But the phase-out of nuclear energy is not universal. The United Arab Emirates’ new Barakh nuclear power station is 90 per cent complete, and South Africa is still considering building nuclear capacity after 2030. In the United States, even though the early retirement of certain nuclear plants has been driven by cost and power market considerations (rather than safety concerns), some states have passed legislation to subsidise nuclear energy to allow owners to continue to operate through zero emissions credit programmes, including Illinois, New York and New Jersey, with similar legislation being considered in Pennsylvania and Ohio. While some parties challenged the constitutionality of these zero emissions programmes, two federal courts of appeals have upheld these programmes, and the US Supreme Court denied requests to review those decisions.


We have seen significant energy sector regulatory reforms in many countries. The European Union has sought to continue efforts to centralise the regulation of the EU energy sector. France has taken significant steps toward further liberalisation of its energy sector, as has Switzerland. Japan fully liberalised its electricity sector, will be implementing unbundling next year, and is liberalising its retail natural gas and petroleum industries to encourage market entry. Australia has opened access to transmission through regulatory reforms to encourage entry into the generation market and has implemented significant market pricing response in response to the increase of renewables. Brazil is implementing net metering regulations this year and is implementing limited retail competition for large load. But the United Kingdom took a step backwards by implementing default price caps rather than market-oriented changes. In the United States, state subsidies for nuclear and renewable generation continue to threaten the effectiveness of capacity market regional pricing.

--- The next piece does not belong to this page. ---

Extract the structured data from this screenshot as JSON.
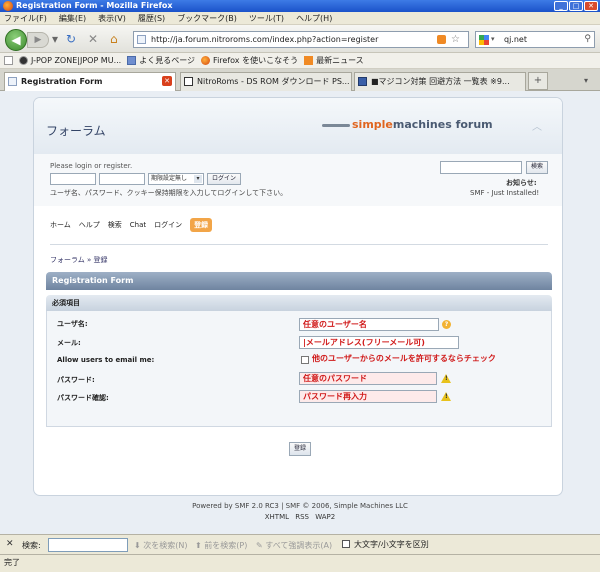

I would like to thank all the authors for their thoughtful consideration of the myriad interesting, yet challenging, issues that they have identified in their chapters in this eighth edition of The Energy Regulation and Markets Review.

David L Schwartz
Latham & Watkins LLP
Washington, DC
May 2019